In finance, if your budget is your map then your financial statements are your GPS coordinates and your forecast is your compass. Your forecast tells you where you are heading and should inform management decisions. The forecast answers the question “if we keep going the way we are, what will be our total sales, our salary expense and our closing bank balance for the year?”
While forecasts are not perfect, they can allow management to alter course. Many founders have been able to act quickly to changing conditions as a result of exceptional forecasting clarity. Having a 6 months heads’ up on a cash crunch can mean the difference between life and death for a small company. If sales aren’t quite going as well as expected, it can help the CEO communicate to managers about delaying hires or purchases. If the forecast is favourable, the business may be able to advance their plans.
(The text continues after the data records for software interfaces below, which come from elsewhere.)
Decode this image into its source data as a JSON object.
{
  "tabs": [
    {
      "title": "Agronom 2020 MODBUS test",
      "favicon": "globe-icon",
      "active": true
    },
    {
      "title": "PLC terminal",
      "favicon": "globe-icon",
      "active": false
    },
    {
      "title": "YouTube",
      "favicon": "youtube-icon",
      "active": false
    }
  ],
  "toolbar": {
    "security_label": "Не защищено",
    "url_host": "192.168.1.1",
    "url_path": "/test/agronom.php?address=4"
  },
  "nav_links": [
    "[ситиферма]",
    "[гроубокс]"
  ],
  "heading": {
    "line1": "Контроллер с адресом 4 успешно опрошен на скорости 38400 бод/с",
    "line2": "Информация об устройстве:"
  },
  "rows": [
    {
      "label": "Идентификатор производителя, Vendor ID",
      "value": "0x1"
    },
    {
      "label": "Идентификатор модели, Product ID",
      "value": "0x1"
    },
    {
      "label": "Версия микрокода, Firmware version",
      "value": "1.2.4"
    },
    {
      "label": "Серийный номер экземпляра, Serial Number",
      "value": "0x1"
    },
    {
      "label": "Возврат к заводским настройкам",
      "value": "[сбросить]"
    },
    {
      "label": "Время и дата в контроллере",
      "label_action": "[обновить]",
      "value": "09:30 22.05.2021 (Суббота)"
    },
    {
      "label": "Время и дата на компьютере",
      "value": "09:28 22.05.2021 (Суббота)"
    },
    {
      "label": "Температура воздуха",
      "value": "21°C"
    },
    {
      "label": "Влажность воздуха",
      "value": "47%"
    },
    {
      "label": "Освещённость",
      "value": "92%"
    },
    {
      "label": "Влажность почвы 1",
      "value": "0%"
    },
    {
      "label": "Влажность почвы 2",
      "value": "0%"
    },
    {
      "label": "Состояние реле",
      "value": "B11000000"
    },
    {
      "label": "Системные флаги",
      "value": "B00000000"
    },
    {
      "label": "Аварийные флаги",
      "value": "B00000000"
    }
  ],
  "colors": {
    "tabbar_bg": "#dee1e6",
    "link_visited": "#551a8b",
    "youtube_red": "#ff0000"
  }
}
On at least a monthly basis, management should review the forecast and find areas for improvement of execution of the plan. On at least a quarterly basis, management should examine the forecast and determine if a change of plan is required.